Photography courtesy of U.S. Air Force Special Weapons Center (top); General Atomic (left);
Drawing by Michael Treshow, 1962, courtesy of General Atomic and Bruno Augenstein, RAND (right).
back and forth between Albuquerque, Washington,
D.C., and La Jolla, Calif., intermediating between the
physicists who saw Orion as a way to visit Mars and
the generals who saw Orion as a way to counter the
Soviets on Earth.
Military Implications of the Orion Vehicle appeared
in July of 1959 and was, according to a declassified
Air Force summary, “largely the work of Mixson,
aided by Dr. Taylor, Dr. Dyson, Dr. D.J. Peery, Maj.
Lew Allen, Capt. Jasper Welch, and First Lt. William
Whittaker. The study examined the possibilities of

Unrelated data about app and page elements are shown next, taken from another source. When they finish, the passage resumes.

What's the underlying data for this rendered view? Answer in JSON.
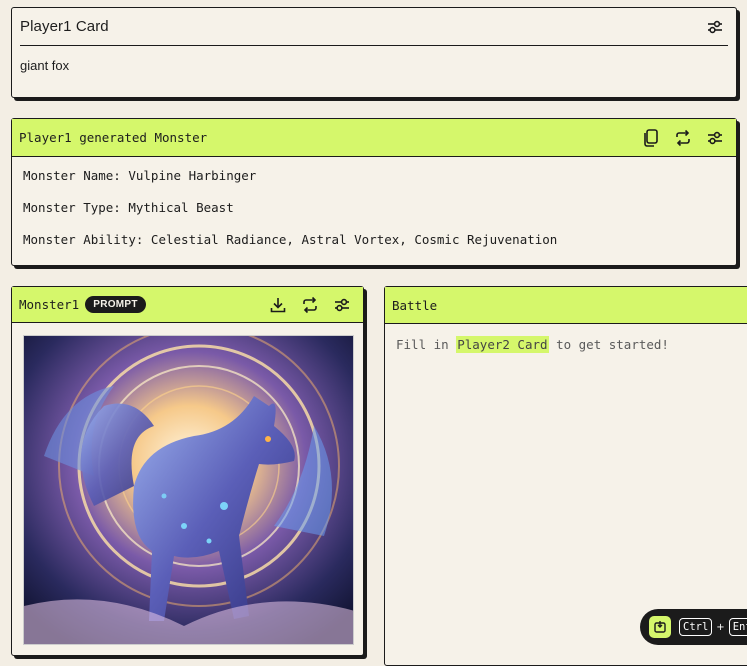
{
  "player_card": {
    "title": "Player1 Card",
    "value": "giant fox",
    "icons": [
      "settings-sliders-icon"
    ]
  },
  "generated": {
    "title": "Player1 generated Monster",
    "icons": [
      "copy-icon",
      "regenerate-icon",
      "settings-sliders-icon"
    ],
    "lines": [
      "Monster Name: Vulpine Harbinger",
      "Monster Type: Mythical Beast",
      "Monster Ability: Celestial Radiance, Astral Vortex, Cosmic Rejuvenation"
    ]
  },
  "monster": {
    "title": "Monster1",
    "badge": "PROMPT",
    "icons": [
      "download-icon",
      "regenerate-icon",
      "settings-sliders-icon"
    ],
    "image_alt": "glowing celestial wolf"
  },
  "battle": {
    "title": "Battle",
    "msg_prefix": "Fill in",
    "msg_highlight": "Player2 Card",
    "msg_suffix": "to get started!"
  },
  "shortcut": {
    "key1": "Ctrl",
    "plus": "+",
    "key2": "Enter"
  },
  "colors": {
    "accent": "#d5f76b",
    "background": "#f3eee4",
    "card": "#f6f2e9",
    "border": "#1b1b1b"
  }
}
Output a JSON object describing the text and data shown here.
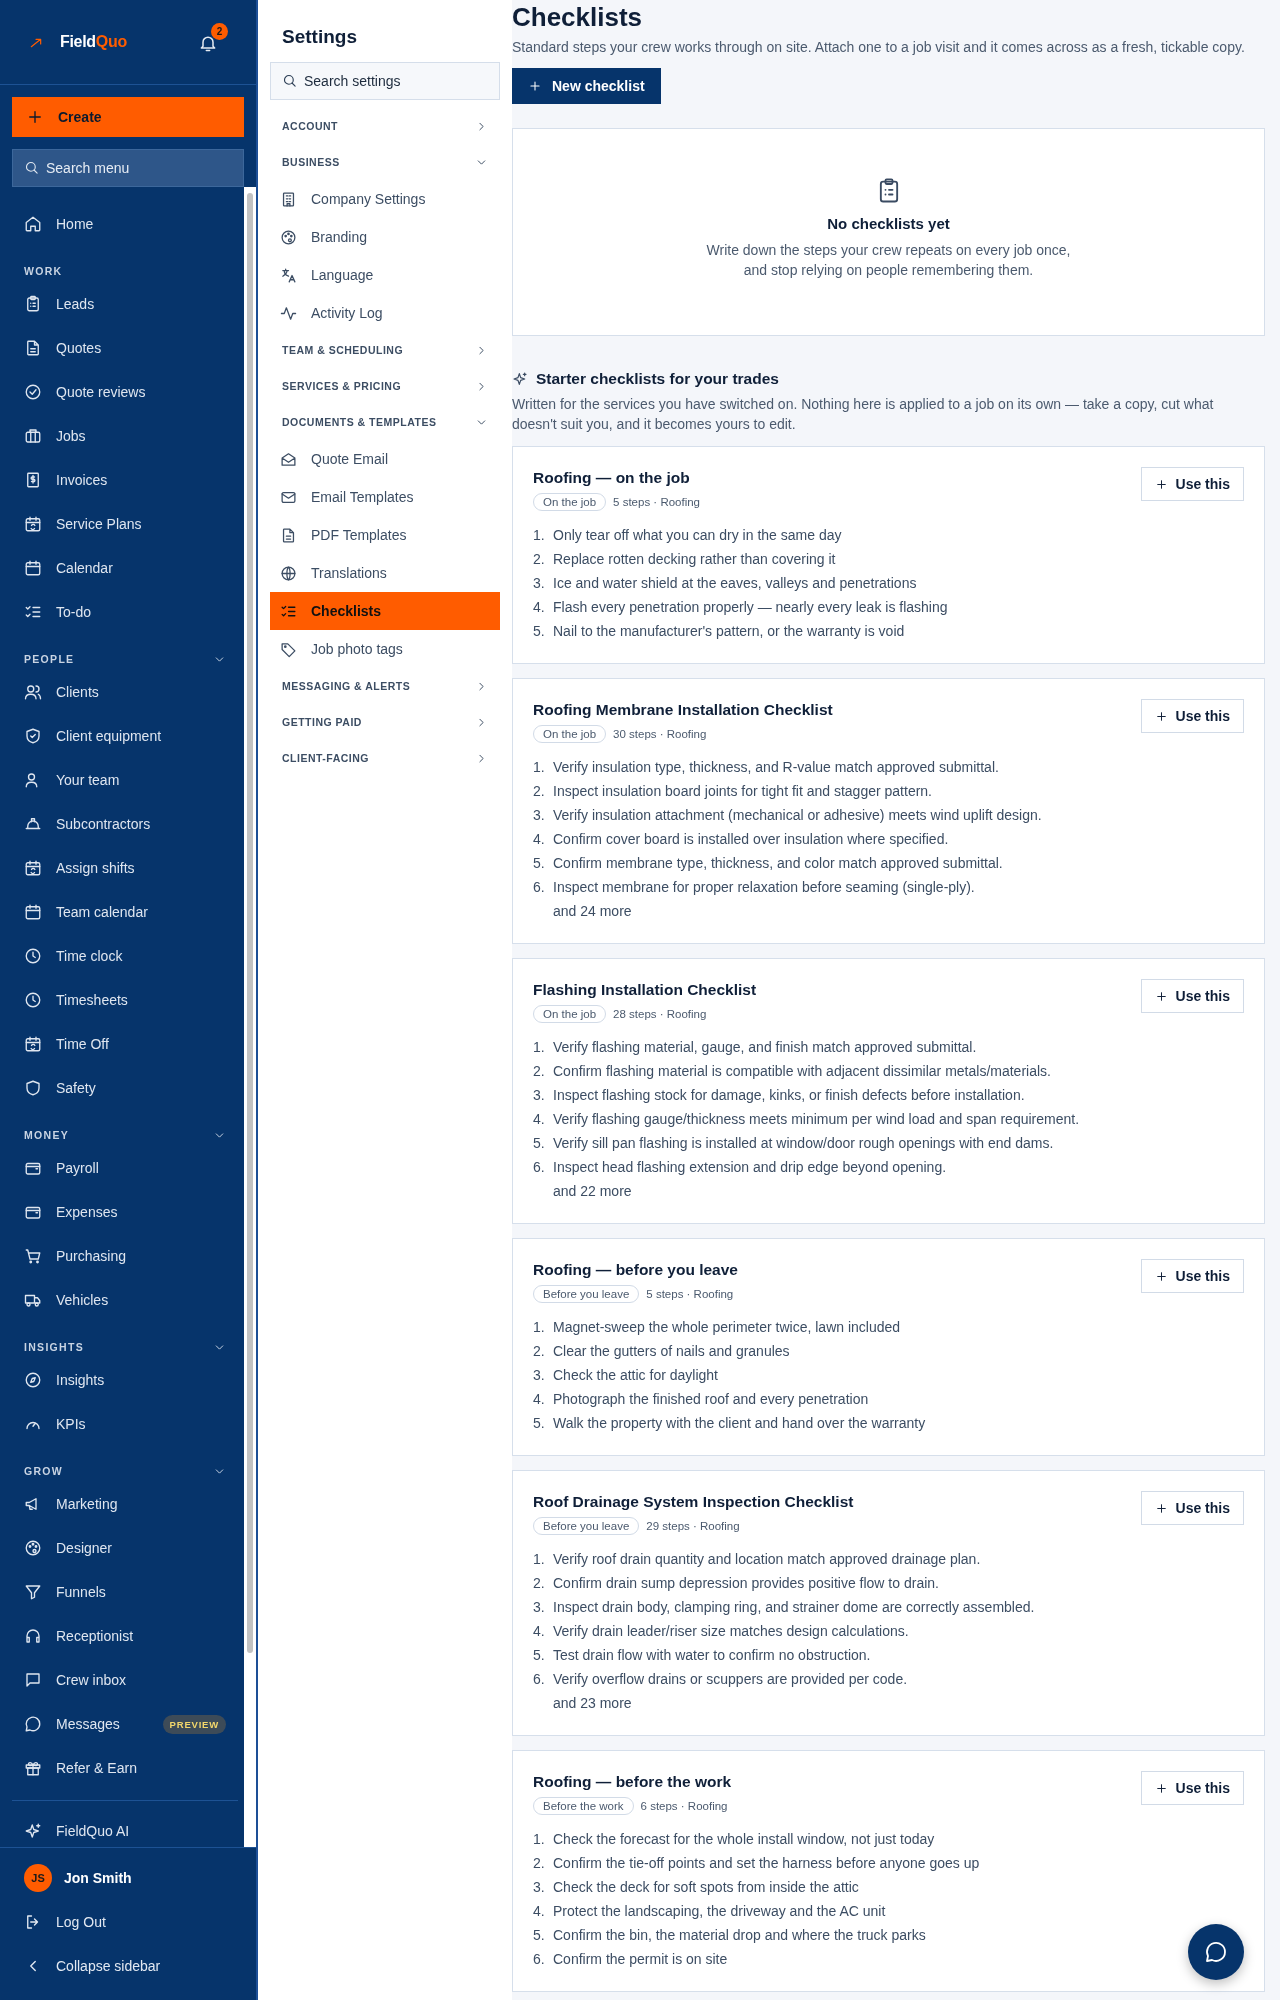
{
  "sidebar": {
    "logo": {
      "name_part": "Field",
      "accent_part": "Quo"
    },
    "notifications": {
      "count": "2"
    },
    "create_button": "Create",
    "search": {
      "placeholder": "Search menu"
    },
    "sections": [
      {
        "items": [
          {
            "label": "Home"
          }
        ]
      },
      {
        "label": "WORK",
        "items": [
          {
            "label": "Leads"
          },
          {
            "label": "Quotes"
          },
          {
            "label": "Quote reviews"
          },
          {
            "label": "Jobs"
          },
          {
            "label": "Invoices"
          },
          {
            "label": "Service Plans"
          },
          {
            "label": "Calendar"
          },
          {
            "label": "To-do"
          }
        ]
      },
      {
        "label": "PEOPLE",
        "expanded": true,
        "items": [
          {
            "label": "Clients"
          },
          {
            "label": "Client equipment"
          },
          {
            "label": "Your team"
          },
          {
            "label": "Subcontractors"
          },
          {
            "label": "Assign shifts"
          },
          {
            "label": "Team calendar"
          },
          {
            "label": "Time clock"
          },
          {
            "label": "Timesheets"
          },
          {
            "label": "Time Off"
          },
          {
            "label": "Safety"
          }
        ]
      },
      {
        "label": "MONEY",
        "expanded": true,
        "items": [
          {
            "label": "Payroll"
          },
          {
            "label": "Expenses"
          },
          {
            "label": "Purchasing"
          },
          {
            "label": "Vehicles"
          }
        ]
      },
      {
        "label": "INSIGHTS",
        "expanded": true,
        "items": [
          {
            "label": "Insights"
          },
          {
            "label": "KPIs"
          }
        ]
      },
      {
        "label": "GROW",
        "expanded": true,
        "items": [
          {
            "label": "Marketing"
          },
          {
            "label": "Designer"
          },
          {
            "label": "Funnels"
          },
          {
            "label": "Receptionist"
          },
          {
            "label": "Crew inbox"
          },
          {
            "label": "Messages",
            "badge": "PREVIEW"
          },
          {
            "label": "Refer & Earn"
          }
        ]
      }
    ],
    "footer_items": [
      {
        "label": "FieldQuo AI"
      }
    ],
    "user": {
      "initials": "JS",
      "name": "Jon Smith"
    },
    "logout": "Log Out",
    "collapse": "Collapse sidebar"
  },
  "settings": {
    "title": "Settings",
    "search": {
      "placeholder": "Search settings"
    },
    "groups": [
      {
        "label": "ACCOUNT",
        "expanded": false
      },
      {
        "label": "BUSINESS",
        "expanded": true,
        "items": [
          {
            "label": "Company Settings",
            "selected": false
          },
          {
            "label": "Branding",
            "selected": false
          },
          {
            "label": "Language",
            "selected": false
          },
          {
            "label": "Activity Log",
            "selected": false
          }
        ]
      },
      {
        "label": "TEAM & SCHEDULING",
        "expanded": false
      },
      {
        "label": "SERVICES & PRICING",
        "expanded": false
      },
      {
        "label": "DOCUMENTS & TEMPLATES",
        "expanded": true,
        "items": [
          {
            "label": "Quote Email",
            "selected": false
          },
          {
            "label": "Email Templates",
            "selected": false
          },
          {
            "label": "PDF Templates",
            "selected": false
          },
          {
            "label": "Translations",
            "selected": false
          },
          {
            "label": "Checklists",
            "selected": true
          },
          {
            "label": "Job photo tags",
            "selected": false
          }
        ]
      },
      {
        "label": "MESSAGING & ALERTS",
        "expanded": false
      },
      {
        "label": "GETTING PAID",
        "expanded": false
      },
      {
        "label": "CLIENT-FACING",
        "expanded": false
      }
    ]
  },
  "page": {
    "title": "Checklists",
    "subtitle": "Standard steps your crew works through on site. Attach one to a job visit and it comes across as a fresh, tickable copy.",
    "new_button": "New checklist",
    "empty_state": {
      "title": "No checklists yet",
      "text": "Write down the steps your crew repeats on every job once, and stop relying on people remembering them."
    },
    "starter": {
      "title": "Starter checklists for your trades",
      "text": "Written for the services you have switched on. Nothing here is applied to a job on its own — take a copy, cut what doesn't suit you, and it becomes yours to edit."
    },
    "cards": [
      {
        "title": "Roofing — on the job",
        "tag": "On the job",
        "meta": "5 steps · Roofing",
        "button": "Use this",
        "steps": [
          {
            "number": "1.",
            "text": "Only tear off what you can dry in the same day"
          },
          {
            "number": "2.",
            "text": "Replace rotten decking rather than covering it"
          },
          {
            "number": "3.",
            "text": "Ice and water shield at the eaves, valleys and penetrations"
          },
          {
            "number": "4.",
            "text": "Flash every penetration properly — nearly every leak is flashing"
          },
          {
            "number": "5.",
            "text": "Nail to the manufacturer's pattern, or the warranty is void"
          }
        ]
      },
      {
        "title": "Roofing Membrane Installation Checklist",
        "tag": "On the job",
        "meta": "30 steps · Roofing",
        "button": "Use this",
        "steps": [
          {
            "number": "1.",
            "text": "Verify insulation type, thickness, and R-value match approved submittal."
          },
          {
            "number": "2.",
            "text": "Inspect insulation board joints for tight fit and stagger pattern."
          },
          {
            "number": "3.",
            "text": "Verify insulation attachment (mechanical or adhesive) meets wind uplift design."
          },
          {
            "number": "4.",
            "text": "Confirm cover board is installed over insulation where specified."
          },
          {
            "number": "5.",
            "text": "Confirm membrane type, thickness, and color match approved submittal."
          },
          {
            "number": "6.",
            "text": "Inspect membrane for proper relaxation before seaming (single-ply)."
          }
        ],
        "more": "and 24 more"
      },
      {
        "title": "Flashing Installation Checklist",
        "tag": "On the job",
        "meta": "28 steps · Roofing",
        "button": "Use this",
        "steps": [
          {
            "number": "1.",
            "text": "Verify flashing material, gauge, and finish match approved submittal."
          },
          {
            "number": "2.",
            "text": "Confirm flashing material is compatible with adjacent dissimilar metals/materials."
          },
          {
            "number": "3.",
            "text": "Inspect flashing stock for damage, kinks, or finish defects before installation."
          },
          {
            "number": "4.",
            "text": "Verify flashing gauge/thickness meets minimum per wind load and span requirement."
          },
          {
            "number": "5.",
            "text": "Verify sill pan flashing is installed at window/door rough openings with end dams."
          },
          {
            "number": "6.",
            "text": "Inspect head flashing extension and drip edge beyond opening."
          }
        ],
        "more": "and 22 more"
      },
      {
        "title": "Roofing — before you leave",
        "tag": "Before you leave",
        "meta": "5 steps · Roofing",
        "button": "Use this",
        "steps": [
          {
            "number": "1.",
            "text": "Magnet-sweep the whole perimeter twice, lawn included"
          },
          {
            "number": "2.",
            "text": "Clear the gutters of nails and granules"
          },
          {
            "number": "3.",
            "text": "Check the attic for daylight"
          },
          {
            "number": "4.",
            "text": "Photograph the finished roof and every penetration"
          },
          {
            "number": "5.",
            "text": "Walk the property with the client and hand over the warranty"
          }
        ]
      },
      {
        "title": "Roof Drainage System Inspection Checklist",
        "tag": "Before you leave",
        "meta": "29 steps · Roofing",
        "button": "Use this",
        "steps": [
          {
            "number": "1.",
            "text": "Verify roof drain quantity and location match approved drainage plan."
          },
          {
            "number": "2.",
            "text": "Confirm drain sump depression provides positive flow to drain."
          },
          {
            "number": "3.",
            "text": "Inspect drain body, clamping ring, and strainer dome are correctly assembled."
          },
          {
            "number": "4.",
            "text": "Verify drain leader/riser size matches design calculations."
          },
          {
            "number": "5.",
            "text": "Test drain flow with water to confirm no obstruction."
          },
          {
            "number": "6.",
            "text": "Verify overflow drains or scuppers are provided per code."
          }
        ],
        "more": "and 23 more"
      },
      {
        "title": "Roofing — before the work",
        "tag": "Before the work",
        "meta": "6 steps · Roofing",
        "button": "Use this",
        "steps": [
          {
            "number": "1.",
            "text": "Check the forecast for the whole install window, not just today"
          },
          {
            "number": "2.",
            "text": "Confirm the tie-off points and set the harness before anyone goes up"
          },
          {
            "number": "3.",
            "text": "Check the deck for soft spots from inside the attic"
          },
          {
            "number": "4.",
            "text": "Protect the landscaping, the driveway and the AC unit"
          },
          {
            "number": "5.",
            "text": "Confirm the bin, the material drop and where the truck parks"
          },
          {
            "number": "6.",
            "text": "Confirm the permit is on site"
          }
        ]
      }
    ]
  }
}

establishing military aerospace forces with ORION
ships and these were conceived as: 1) a low altitude
ABOVE: Proposed Orion
vehicle parameters, 1958.
LEFT: Crew compartment
vehicle: pulse interval is
0.86 seconds, with normal
acceleration below 2g.
RIGHT: Proposed 200-ton
test vehicle, 1962: 30-foot
pulse period, 75-foot
separation distance, 1.9g
charges, yield unknown.
force (2-hour, 1,000-mile orbits), 2) a moderate
altitude force (24-hour orbits), and 3) a deep space
force (the Moon and beyond). The report recommended that the Air Force formally establish a
requirement for the ORION vehicle in order to prevent
the ‘disastrous consequences’ of an enemy first.”
Gen. Thomas S. Power, who had succeeded
Gen. Curtis LeMay as SAC’s commander in chief,
initiated Air Force QORs (Qualitative Operational
Requirements) for a “Strategic Aerospace Vehicle,”
a “Strategic Earth Orbital Base,” and a “Strategic
Space Command Post” with Orion in mind. Prickett
flew out to General Atomic with Mixson for a briefing